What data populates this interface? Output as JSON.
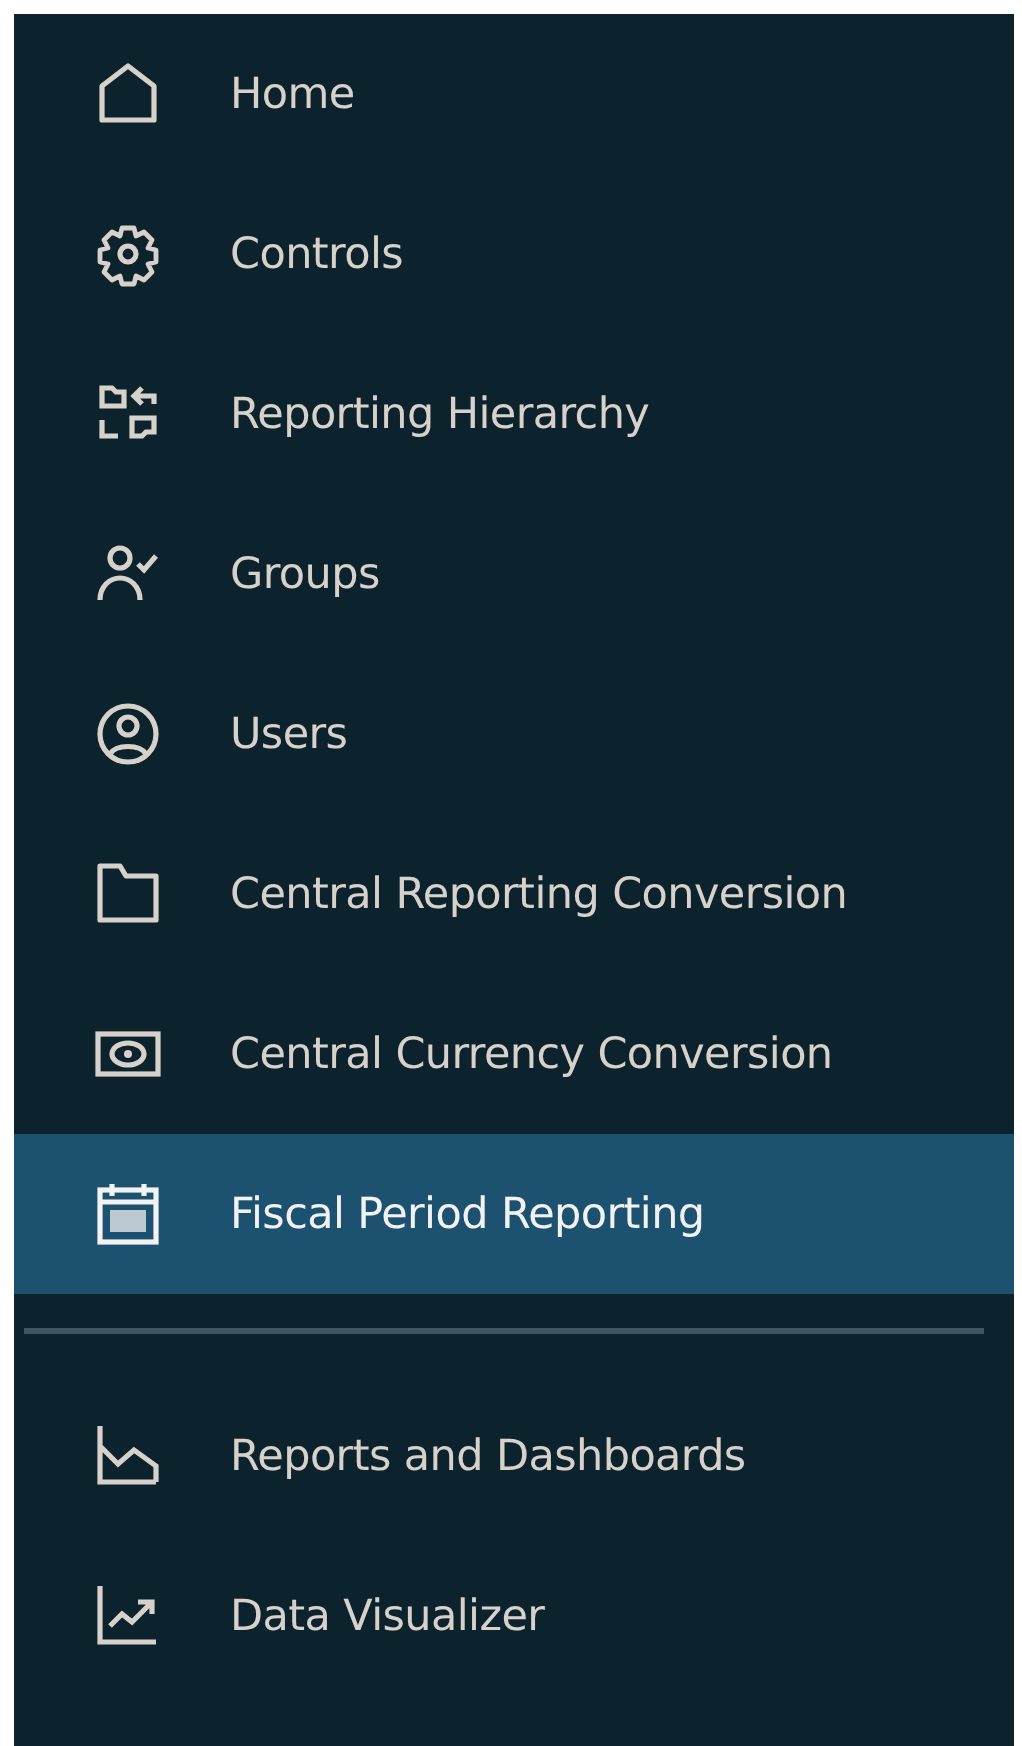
{
  "sidebar": {
    "sections": [
      {
        "items": [
          {
            "label": "Home",
            "selected": false
          },
          {
            "label": "Controls",
            "selected": false
          },
          {
            "label": "Reporting Hierarchy",
            "selected": false
          },
          {
            "label": "Groups",
            "selected": false
          },
          {
            "label": "Users",
            "selected": false
          },
          {
            "label": "Central Reporting Conversion",
            "selected": false
          },
          {
            "label": "Central Currency Conversion",
            "selected": false
          },
          {
            "label": "Fiscal Period Reporting",
            "selected": true
          }
        ]
      },
      {
        "items": [
          {
            "label": "Reports and Dashboards",
            "selected": false
          },
          {
            "label": "Data Visualizer",
            "selected": false
          }
        ]
      }
    ]
  }
}
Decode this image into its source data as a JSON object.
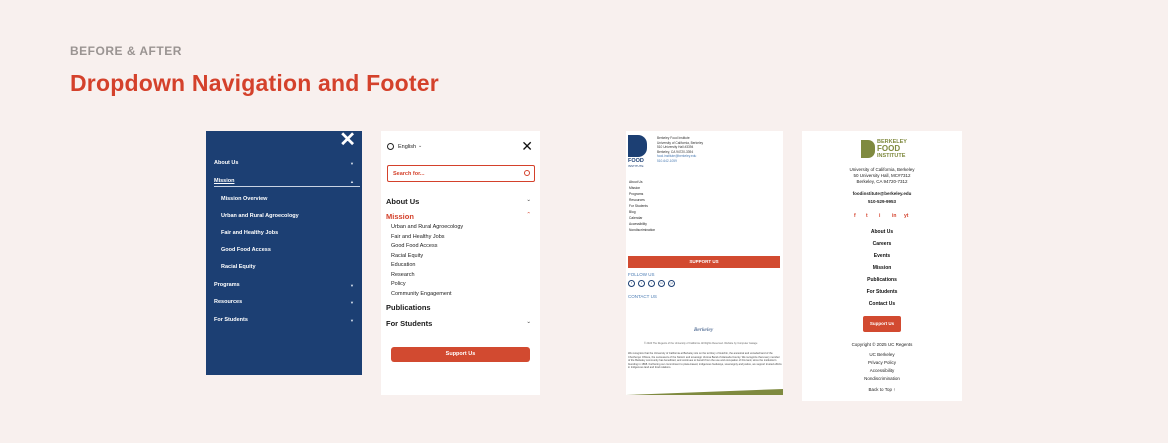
{
  "header": {
    "eyebrow": "BEFORE & AFTER",
    "title": "Dropdown Navigation and Footer"
  },
  "old_nav": {
    "close_icon": "close-icon",
    "items": [
      {
        "label": "About Us"
      },
      {
        "label": "Mission"
      },
      {
        "label": "Programs"
      },
      {
        "label": "Resources"
      },
      {
        "label": "For Students"
      }
    ],
    "mission_sub": [
      "Mission Overview",
      "Urban and Rural Agroecology",
      "Fair and Healthy Jobs",
      "Good Food Access",
      "Racial Equity"
    ]
  },
  "new_nav": {
    "language": "English",
    "search_placeholder": "Search for...",
    "sections": [
      "About Us",
      "Mission",
      "Publications",
      "For Students"
    ],
    "mission_sub": [
      "Urban and Rural Agroecology",
      "Fair and Healthy Jobs",
      "Good Food Access",
      "Racial Equity",
      "Education",
      "Research",
      "Policy",
      "Community Engagement"
    ],
    "cta": "Support Us",
    "accent": "#d4412b"
  },
  "old_footer": {
    "logo_word": "FOOD",
    "logo_sub": "INSTITUTE",
    "address": [
      "Berkeley Food Institute",
      "University of California, Berkeley",
      "510 University Hall #3394",
      "Berkeley, CA 94720-3394"
    ],
    "email": "food.institute@berkeley.edu",
    "phone": "510-642-1059",
    "nav": [
      "About Us",
      "Mission",
      "Programs",
      "Resources",
      "For Students",
      "Blog",
      "Calendar",
      "Accessibility",
      "Nondiscrimination"
    ],
    "cta": "SUPPORT US",
    "follow": "FOLLOW US",
    "social": [
      "f",
      "t",
      "i",
      "in",
      "yt"
    ],
    "contact": "CONTACT US",
    "berkeley": "Berkeley",
    "copyright": "© 2024 The Regents of the University of California. All Rights Reserved. Website by Computer Garage",
    "land": "We recognize that the University of California at Berkeley sits on the territory of Huichin, the ancestral and unceded land of the Chochenyo Ohlone, the successors of the historic and sovereign Verona Band of Alameda County. We recognize that every member of the Berkeley community has benefitted, and continues to benefit from the use and occupation of this land, since the institution's founding in 1868. Furthering our commitment to place-based, indigenous foodways, sovereignty and justice, we support trusted efforts in Indigenous land and food relations."
  },
  "new_footer": {
    "logo_t1": "BERKELEY",
    "logo_t2": "FOOD",
    "logo_t3": "INSTITUTE",
    "address": [
      "University of California, Berkeley",
      "50 University Hall, MC#7312",
      "Berkeley, CA 94720-7312"
    ],
    "email": "foodinstitute@berkeley.edu",
    "phone": "510-529-9953",
    "social": [
      "f",
      "t",
      "i",
      "in",
      "yt"
    ],
    "nav": [
      "About Us",
      "Careers",
      "Events",
      "Mission",
      "Publications",
      "For Students",
      "Contact Us"
    ],
    "cta": "Support Us",
    "copyright": "Copyright © 2025 UC Regents",
    "links": [
      "UC Berkeley",
      "Privacy Policy",
      "Accessibility",
      "Nondiscrimination"
    ],
    "back_to_top": "Back to Top ↑"
  }
}
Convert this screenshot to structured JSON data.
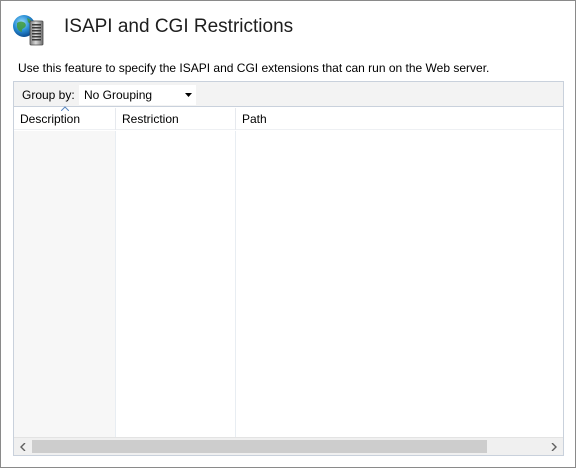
{
  "header": {
    "icon": "isapi-cgi-server-globe-icon",
    "title": "ISAPI and CGI Restrictions"
  },
  "description": "Use this feature to specify the ISAPI and CGI extensions that can run on the Web server.",
  "toolbar": {
    "group_by_label": "Group by:",
    "group_by_value": "No Grouping"
  },
  "table": {
    "columns": [
      "Description",
      "Restriction",
      "Path"
    ],
    "sorted_column": "Description",
    "sort_direction": "ascending",
    "rows": []
  },
  "colors": {
    "title": "#1e1e1e",
    "panel_border": "#c9d1dc",
    "toolbar_bg": "#f3f3f3",
    "scroll_thumb": "#cdcdcd"
  }
}
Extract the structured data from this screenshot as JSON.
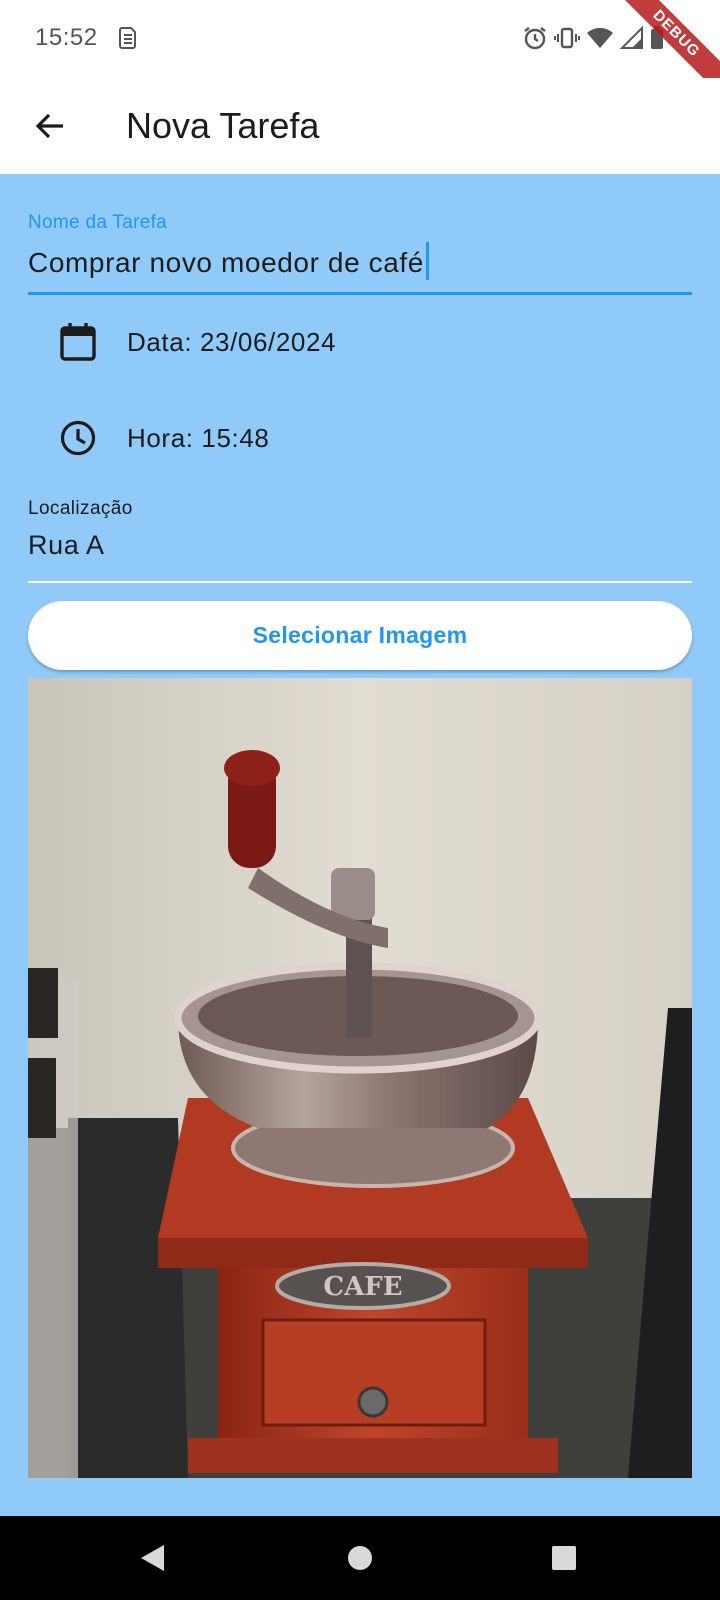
{
  "status_bar": {
    "time": "15:52",
    "icons": [
      "sim-card-icon",
      "alarm-icon",
      "vibrate-icon",
      "wifi-icon",
      "signal-icon",
      "battery-icon"
    ],
    "debug_banner": "DEBUG"
  },
  "app_bar": {
    "back_icon": "arrow-back-icon",
    "title": "Nova Tarefa"
  },
  "form": {
    "task_name": {
      "label": "Nome da Tarefa",
      "value": "Comprar novo moedor de café"
    },
    "date": {
      "icon": "calendar-icon",
      "text": "Data: 23/06/2024"
    },
    "time": {
      "icon": "clock-icon",
      "text": "Hora: 15:48"
    },
    "location": {
      "label": "Localização",
      "value": "Rua A"
    },
    "select_image_button": "Selecionar Imagem",
    "image": {
      "description_icon": "coffee-grinder-photo",
      "label": "CAFE"
    }
  },
  "nav_bar": {
    "icons": [
      "back-triangle-icon",
      "home-circle-icon",
      "recents-square-icon"
    ]
  },
  "colors": {
    "background": "#90caf9",
    "accent": "#2196f3",
    "app_bar": "#ffffff",
    "nav_bar": "#000000"
  }
}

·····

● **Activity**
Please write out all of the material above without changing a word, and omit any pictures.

● **Answer to the exercise**
What data populates this interface? Output as JSON.
{
  "sidebar": {
    "sections": [
      {
        "items": [
          {
            "label": "Home",
            "selected": false
          },
          {
            "label": "Controls",
            "selected": false
          },
          {
            "label": "Reporting Hierarchy",
            "selected": false
          },
          {
            "label": "Groups",
            "selected": false
          },
          {
            "label": "Users",
            "selected": false
          },
          {
            "label": "Central Reporting Conversion",
            "selected": false
          },
          {
            "label": "Central Currency Conversion",
            "selected": false
          },
          {
            "label": "Fiscal Period Reporting",
            "selected": true
          }
        ]
      },
      {
        "items": [
          {
            "label": "Reports and Dashboards",
            "selected": false
          },
          {
            "label": "Data Visualizer",
            "selected": false
          }
        ]
      }
    ]
  }
}
Decode this image into its source data as a JSON object.
{
  "header": {
    "eyebrow": "BEFORE & AFTER",
    "title": "Dropdown Navigation and Footer"
  },
  "old_nav": {
    "close_icon": "close-icon",
    "items": [
      {
        "label": "About Us"
      },
      {
        "label": "Mission"
      },
      {
        "label": "Programs"
      },
      {
        "label": "Resources"
      },
      {
        "label": "For Students"
      }
    ],
    "mission_sub": [
      "Mission Overview",
      "Urban and Rural Agroecology",
      "Fair and Healthy Jobs",
      "Good Food Access",
      "Racial Equity"
    ]
  },
  "new_nav": {
    "language": "English",
    "search_placeholder": "Search for...",
    "sections": [
      "About Us",
      "Mission",
      "Publications",
      "For Students"
    ],
    "mission_sub": [
      "Urban and Rural Agroecology",
      "Fair and Healthy Jobs",
      "Good Food Access",
      "Racial Equity",
      "Education",
      "Research",
      "Policy",
      "Community Engagement"
    ],
    "cta": "Support Us",
    "accent": "#d4412b"
  },
  "old_footer": {
    "logo_word": "FOOD",
    "logo_sub": "INSTITUTE",
    "address": [
      "Berkeley Food Institute",
      "University of California, Berkeley",
      "510 University Hall #3394",
      "Berkeley, CA 94720-3394"
    ],
    "email": "food.institute@berkeley.edu",
    "phone": "510-642-1059",
    "nav": [
      "About Us",
      "Mission",
      "Programs",
      "Resources",
      "For Students",
      "Blog",
      "Calendar",
      "Accessibility",
      "Nondiscrimination"
    ],
    "cta": "SUPPORT US",
    "follow": "FOLLOW US",
    "social": [
      "f",
      "t",
      "i",
      "in",
      "yt"
    ],
    "contact": "CONTACT US",
    "berkeley": "Berkeley",
    "copyright": "© 2024 The Regents of the University of California. All Rights Reserved. Website by Computer Garage",
    "land": "We recognize that the University of California at Berkeley sits on the territory of Huichin, the ancestral and unceded land of the Chochenyo Ohlone, the successors of the historic and sovereign Verona Band of Alameda County. We recognize that every member of the Berkeley community has benefitted, and continues to benefit from the use and occupation of this land, since the institution's founding in 1868. Furthering our commitment to place-based, indigenous foodways, sovereignty and justice, we support trusted efforts in Indigenous land and food relations."
  },
  "new_footer": {
    "logo_t1": "BERKELEY",
    "logo_t2": "FOOD",
    "logo_t3": "INSTITUTE",
    "address": [
      "University of California, Berkeley",
      "50 University Hall, MC#7312",
      "Berkeley, CA 94720-7312"
    ],
    "email": "foodinstitute@berkeley.edu",
    "phone": "510-529-9953",
    "social": [
      "f",
      "t",
      "i",
      "in",
      "yt"
    ],
    "nav": [
      "About Us",
      "Careers",
      "Events",
      "Mission",
      "Publications",
      "For Students",
      "Contact Us"
    ],
    "cta": "Support Us",
    "copyright": "Copyright © 2025 UC Regents",
    "links": [
      "UC Berkeley",
      "Privacy Policy",
      "Accessibility",
      "Nondiscrimination"
    ],
    "back_to_top": "Back to Top ↑"
  }
}
Convert this screenshot to structured JSON data.
{
  "header": {
    "icon": "isapi-cgi-server-globe-icon",
    "title": "ISAPI and CGI Restrictions"
  },
  "description": "Use this feature to specify the ISAPI and CGI extensions that can run on the Web server.",
  "toolbar": {
    "group_by_label": "Group by:",
    "group_by_value": "No Grouping"
  },
  "table": {
    "columns": [
      "Description",
      "Restriction",
      "Path"
    ],
    "sorted_column": "Description",
    "sort_direction": "ascending",
    "rows": []
  },
  "colors": {
    "title": "#1e1e1e",
    "panel_border": "#c9d1dc",
    "toolbar_bg": "#f3f3f3",
    "scroll_thumb": "#cdcdcd"
  }
}
Extract the structured data from this screenshot as JSON.
{
  "status_bar": {
    "time": "15:52",
    "icons": [
      "sim-card-icon",
      "alarm-icon",
      "vibrate-icon",
      "wifi-icon",
      "signal-icon",
      "battery-icon"
    ],
    "debug_banner": "DEBUG"
  },
  "app_bar": {
    "back_icon": "arrow-back-icon",
    "title": "Nova Tarefa"
  },
  "form": {
    "task_name": {
      "label": "Nome da Tarefa",
      "value": "Comprar novo moedor de café"
    },
    "date": {
      "icon": "calendar-icon",
      "text": "Data: 23/06/2024"
    },
    "time": {
      "icon": "clock-icon",
      "text": "Hora: 15:48"
    },
    "location": {
      "label": "Localização",
      "value": "Rua A"
    },
    "select_image_button": "Selecionar Imagem",
    "image": {
      "description_icon": "coffee-grinder-photo",
      "label": "CAFE"
    }
  },
  "nav_bar": {
    "icons": [
      "back-triangle-icon",
      "home-circle-icon",
      "recents-square-icon"
    ]
  },
  "colors": {
    "background": "#90caf9",
    "accent": "#2196f3",
    "app_bar": "#ffffff",
    "nav_bar": "#000000"
  }
}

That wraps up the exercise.